      [469] Rogers, Journals, 38-44. Caleb Stark, Memoir and Correspondence of John Stark, 18, 412. Return of Killed, Wounded, and Missing in the Action near Ticonderoga, Jan. 1757; all the names are here given. James Abercromby, aide-de-camp to his uncle, General Abercromby, wrote to Rogers from Albany: "You cannot imagine how all ranks of people here are pleased with your conduct and your men's behavior."


      Aunt Maria went out on the porch and shooed her sons home.


      In England George III. pursued his policy of strengthening the prerogative, and, jealous of the Whig aristocracy, attacked it in the person of Newcastle. In vain the old politician had played false with Pitt, and trimmed to please his young master. He was worried into resigning his place in the Cabinet, and Bute, the obsequious agent of the royal will, succeeded him as First Lord of the Treasury. Into his weak and unwilling hands now fell the task of carrying on the war; for the nation, elated with triumphs and full of fight, still called on its rulers for fresh efforts and fresh victories. Pitt had proved a true prophet, and his enemies were put to shame; for the attitude of Spain forced Bute and his colleagues to the open rupture with her which the great Minister had vainly urged upon them; and a new and formidable war was now added to the old. [873] Their counsels were weak and half-hearted; but the armies and navies of England still felt the impulsion that the imperial hand of Pitt had given and the unconquerable spirit that he had roused.The various bands of fugitives rejoined each other towards night, and encamped in the forest; then made their way round the southern shoulder of French Mountain, till, in the next evening, they reached their canoes. Their plight was deplorable; for they had left their knapsacks behind, and were spent with fatigue and famine.

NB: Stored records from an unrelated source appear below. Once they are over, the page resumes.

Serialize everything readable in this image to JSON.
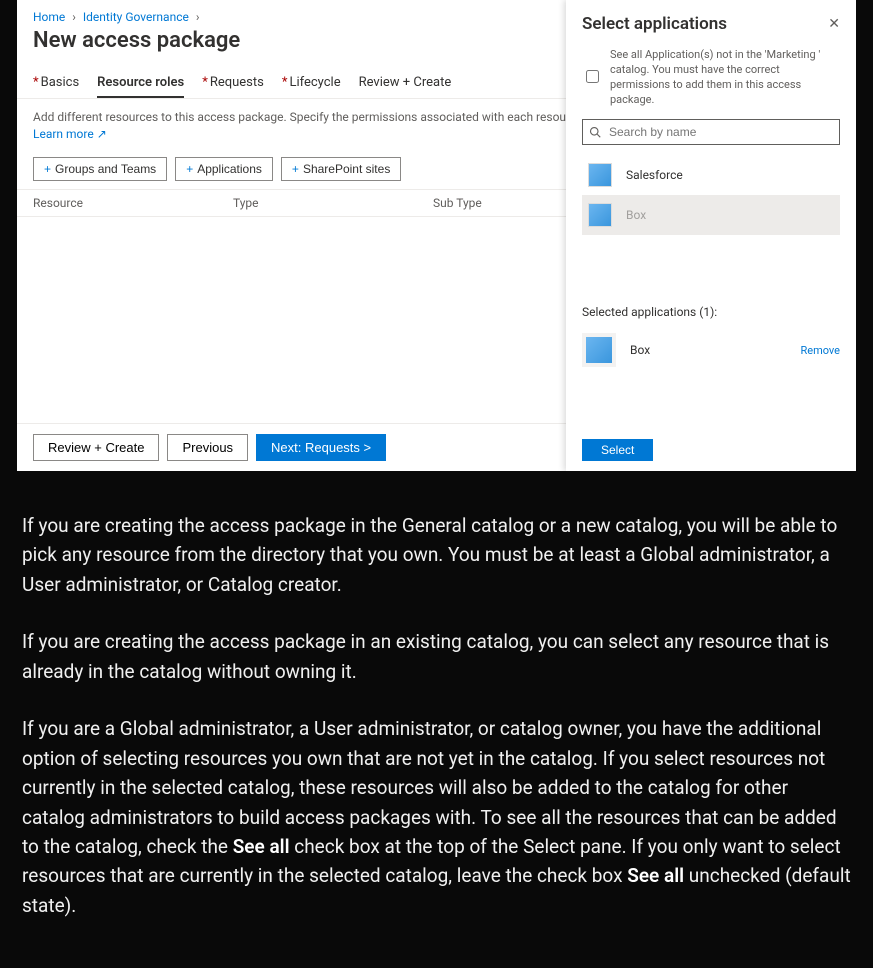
{
  "breadcrumb": {
    "home": "Home",
    "identity_gov": "Identity Governance"
  },
  "page_title": "New access package",
  "tabs": {
    "basics": "Basics",
    "resource_roles": "Resource roles",
    "requests": "Requests",
    "lifecycle": "Lifecycle",
    "review_create": "Review + Create"
  },
  "description": {
    "main": "Add different resources to this access package. Specify the permissions associated with each resource by selecting a role from the drop down list. ",
    "learn_more": "Learn more",
    "ext_icon": "↗"
  },
  "resource_buttons": {
    "groups": "Groups and Teams",
    "applications": "Applications",
    "sharepoint": "SharePoint sites"
  },
  "table_head": {
    "resource": "Resource",
    "type": "Type",
    "subtype": "Sub Type"
  },
  "footer": {
    "review_create": "Review + Create",
    "previous": "Previous",
    "next": "Next: Requests >"
  },
  "panel": {
    "title": "Select applications",
    "see_all_text": "See all Application(s) not in the 'Marketing ' catalog. You must have the correct permissions to add them in this access package.",
    "search_placeholder": "Search by name",
    "apps": {
      "salesforce": "Salesforce",
      "box": "Box"
    },
    "selected_label": "Selected applications (1):",
    "selected_app": "Box",
    "remove": "Remove",
    "select_button": "Select"
  },
  "article": {
    "p1": "If you are creating the access package in the General catalog or a new catalog, you will be able to pick any resource from the directory that you own. You must be at least a Global administrator, a User administrator, or Catalog creator.",
    "p2": "If you are creating the access package in an existing catalog, you can select any resource that is already in the catalog without owning it.",
    "p3a": "If you are a Global administrator, a User administrator, or catalog owner, you have the additional option of selecting resources you own that are not yet in the catalog. If you select resources not currently in the selected catalog, these resources will also be added to the catalog for other catalog administrators to build access packages with. To see all the resources that can be added to the catalog, check the ",
    "p3_strong1": "See all",
    "p3b": " check box at the top of the Select pane. If you only want to select resources that are currently in the selected catalog, leave the check box ",
    "p3_strong2": "See all",
    "p3c": " unchecked (default state)."
  }
}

      [51] Doddridge, Notes on Western Virginia and Pennsylvania."What do you think about me, really?" he blurted out.